== Supplied material ==

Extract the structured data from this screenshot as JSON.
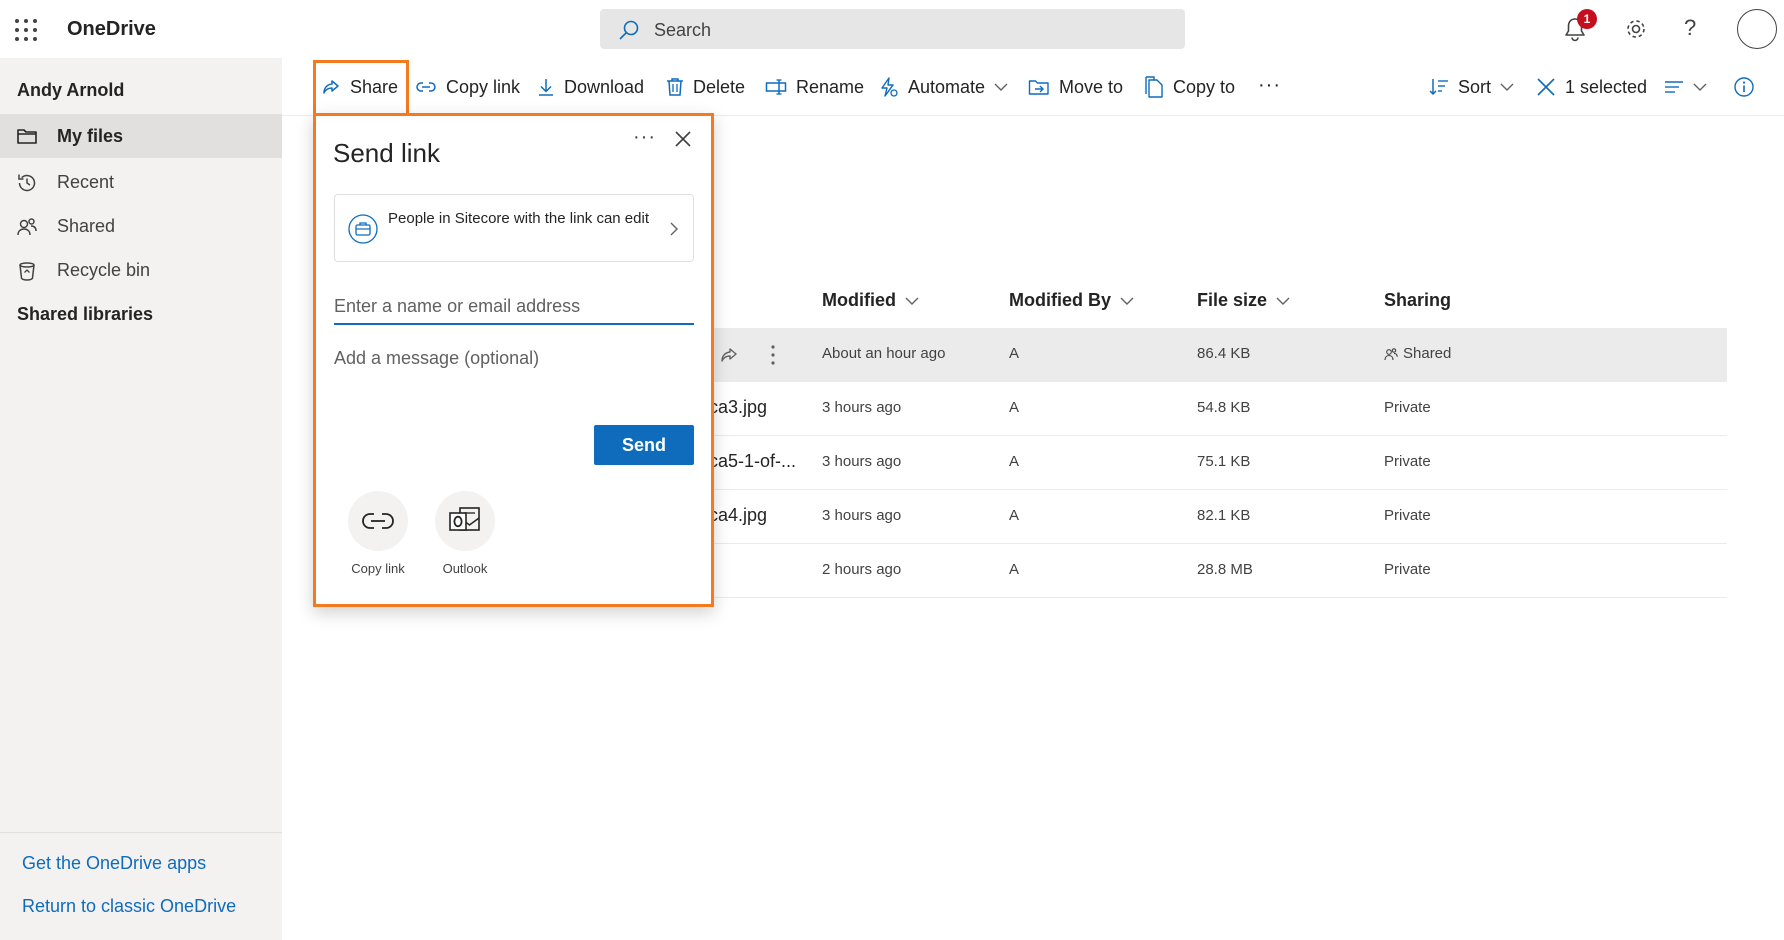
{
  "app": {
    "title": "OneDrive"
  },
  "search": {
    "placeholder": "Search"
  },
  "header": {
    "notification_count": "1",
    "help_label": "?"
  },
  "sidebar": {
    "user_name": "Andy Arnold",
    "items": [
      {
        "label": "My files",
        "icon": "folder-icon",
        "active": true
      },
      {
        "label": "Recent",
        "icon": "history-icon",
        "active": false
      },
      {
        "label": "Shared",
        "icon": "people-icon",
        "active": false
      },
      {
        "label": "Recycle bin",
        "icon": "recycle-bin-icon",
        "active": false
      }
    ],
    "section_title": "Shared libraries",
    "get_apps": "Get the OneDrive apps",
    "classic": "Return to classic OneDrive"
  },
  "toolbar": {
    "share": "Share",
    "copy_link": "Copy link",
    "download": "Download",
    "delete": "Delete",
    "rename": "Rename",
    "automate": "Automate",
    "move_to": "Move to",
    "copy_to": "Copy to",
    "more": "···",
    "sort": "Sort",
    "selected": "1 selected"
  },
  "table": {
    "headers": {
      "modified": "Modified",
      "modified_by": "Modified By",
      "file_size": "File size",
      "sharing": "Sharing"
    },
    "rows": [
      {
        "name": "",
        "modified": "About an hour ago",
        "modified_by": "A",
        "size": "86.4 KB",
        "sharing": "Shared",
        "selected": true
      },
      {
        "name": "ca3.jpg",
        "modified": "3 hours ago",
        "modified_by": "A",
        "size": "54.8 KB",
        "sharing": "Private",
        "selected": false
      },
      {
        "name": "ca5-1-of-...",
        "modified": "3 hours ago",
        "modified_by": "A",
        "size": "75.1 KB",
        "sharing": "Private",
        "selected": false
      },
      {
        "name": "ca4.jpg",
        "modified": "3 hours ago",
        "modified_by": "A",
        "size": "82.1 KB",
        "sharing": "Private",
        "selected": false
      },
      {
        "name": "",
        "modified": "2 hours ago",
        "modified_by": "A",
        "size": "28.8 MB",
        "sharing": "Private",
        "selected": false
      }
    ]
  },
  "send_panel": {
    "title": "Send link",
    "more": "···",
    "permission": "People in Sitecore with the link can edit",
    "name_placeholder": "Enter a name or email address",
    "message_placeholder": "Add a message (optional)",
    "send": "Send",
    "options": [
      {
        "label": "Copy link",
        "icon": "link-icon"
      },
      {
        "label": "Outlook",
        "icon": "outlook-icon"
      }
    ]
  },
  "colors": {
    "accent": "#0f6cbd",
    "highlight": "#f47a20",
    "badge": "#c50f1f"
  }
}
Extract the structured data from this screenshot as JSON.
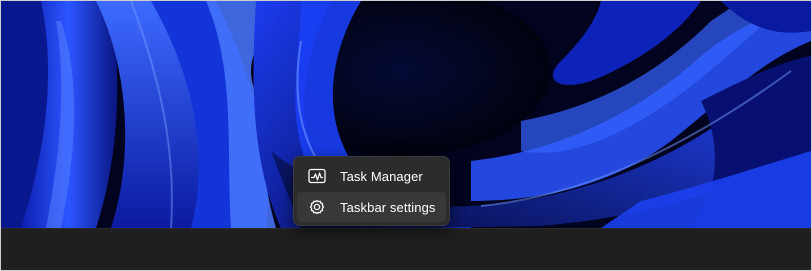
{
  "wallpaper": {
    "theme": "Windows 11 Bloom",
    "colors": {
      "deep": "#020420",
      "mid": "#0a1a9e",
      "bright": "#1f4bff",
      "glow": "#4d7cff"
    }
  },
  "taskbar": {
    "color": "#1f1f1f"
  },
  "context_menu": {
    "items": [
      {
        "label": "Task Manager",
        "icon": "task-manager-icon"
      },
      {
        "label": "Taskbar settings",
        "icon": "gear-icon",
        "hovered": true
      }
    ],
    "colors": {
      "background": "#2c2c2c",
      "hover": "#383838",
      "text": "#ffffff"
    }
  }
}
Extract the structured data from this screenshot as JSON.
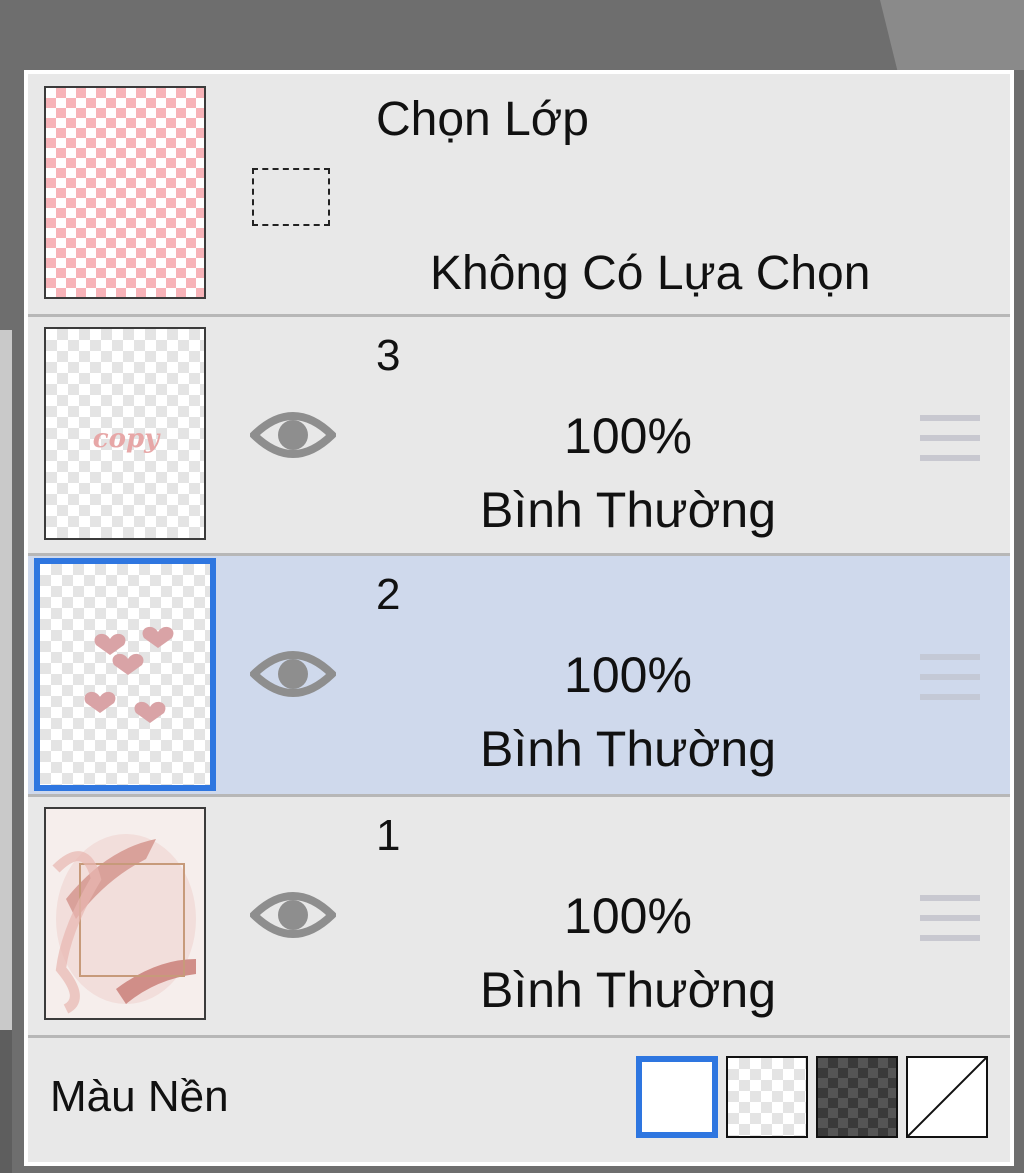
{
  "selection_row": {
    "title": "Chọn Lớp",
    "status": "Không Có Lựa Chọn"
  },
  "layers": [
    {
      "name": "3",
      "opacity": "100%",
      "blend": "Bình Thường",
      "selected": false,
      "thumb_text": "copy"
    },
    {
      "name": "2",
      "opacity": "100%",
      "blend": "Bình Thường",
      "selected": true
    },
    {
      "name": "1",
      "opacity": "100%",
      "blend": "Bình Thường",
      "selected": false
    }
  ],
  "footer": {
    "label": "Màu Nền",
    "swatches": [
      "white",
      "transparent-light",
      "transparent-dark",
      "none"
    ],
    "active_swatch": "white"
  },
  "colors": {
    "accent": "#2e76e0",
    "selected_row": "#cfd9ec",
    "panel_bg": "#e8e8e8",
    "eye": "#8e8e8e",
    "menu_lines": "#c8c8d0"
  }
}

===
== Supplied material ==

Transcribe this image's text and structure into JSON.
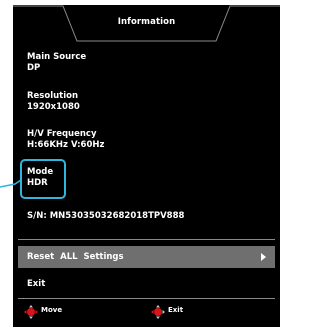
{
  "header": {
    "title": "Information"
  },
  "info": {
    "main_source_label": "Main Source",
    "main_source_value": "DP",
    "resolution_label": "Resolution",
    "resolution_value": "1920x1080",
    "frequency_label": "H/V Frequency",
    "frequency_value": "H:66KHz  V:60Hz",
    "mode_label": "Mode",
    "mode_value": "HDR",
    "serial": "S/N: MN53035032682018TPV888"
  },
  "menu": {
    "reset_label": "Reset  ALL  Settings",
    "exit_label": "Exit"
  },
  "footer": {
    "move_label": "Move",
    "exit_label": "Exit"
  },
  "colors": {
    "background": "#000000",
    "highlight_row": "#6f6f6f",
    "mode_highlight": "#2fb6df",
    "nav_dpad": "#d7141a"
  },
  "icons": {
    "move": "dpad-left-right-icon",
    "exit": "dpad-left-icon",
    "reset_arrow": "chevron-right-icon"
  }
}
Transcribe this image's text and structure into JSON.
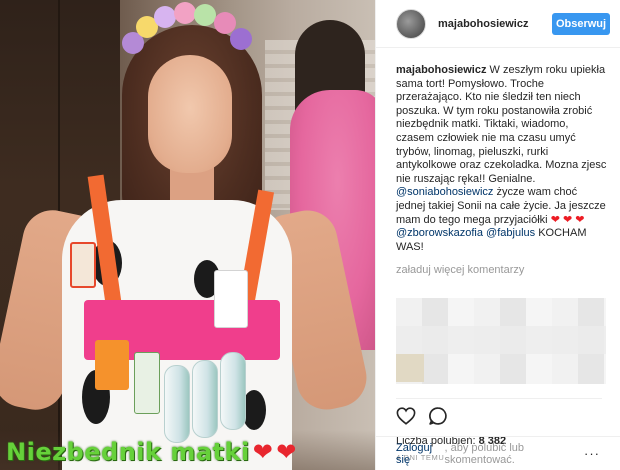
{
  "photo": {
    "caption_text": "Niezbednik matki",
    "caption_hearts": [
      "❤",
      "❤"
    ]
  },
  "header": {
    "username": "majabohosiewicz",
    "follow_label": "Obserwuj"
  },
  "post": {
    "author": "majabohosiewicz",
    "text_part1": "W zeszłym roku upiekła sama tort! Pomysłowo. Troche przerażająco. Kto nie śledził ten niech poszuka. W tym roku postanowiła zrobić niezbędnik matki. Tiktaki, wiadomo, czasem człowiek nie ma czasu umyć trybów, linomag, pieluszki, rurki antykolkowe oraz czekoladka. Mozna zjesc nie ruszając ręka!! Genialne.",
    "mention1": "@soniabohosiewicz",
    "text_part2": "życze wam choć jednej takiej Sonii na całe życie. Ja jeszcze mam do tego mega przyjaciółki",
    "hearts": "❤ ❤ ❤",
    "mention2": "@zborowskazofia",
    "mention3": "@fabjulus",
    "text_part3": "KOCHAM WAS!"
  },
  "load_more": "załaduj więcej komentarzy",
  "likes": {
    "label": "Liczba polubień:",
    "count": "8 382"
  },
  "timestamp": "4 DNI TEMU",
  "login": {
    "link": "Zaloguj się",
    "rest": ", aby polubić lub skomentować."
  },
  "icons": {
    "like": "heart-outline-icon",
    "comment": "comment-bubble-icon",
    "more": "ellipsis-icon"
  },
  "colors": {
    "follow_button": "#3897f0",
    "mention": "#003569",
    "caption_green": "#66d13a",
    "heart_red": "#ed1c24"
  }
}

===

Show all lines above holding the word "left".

    "move": "dpad-left-right-icon",
    "exit": "dpad-left-icon",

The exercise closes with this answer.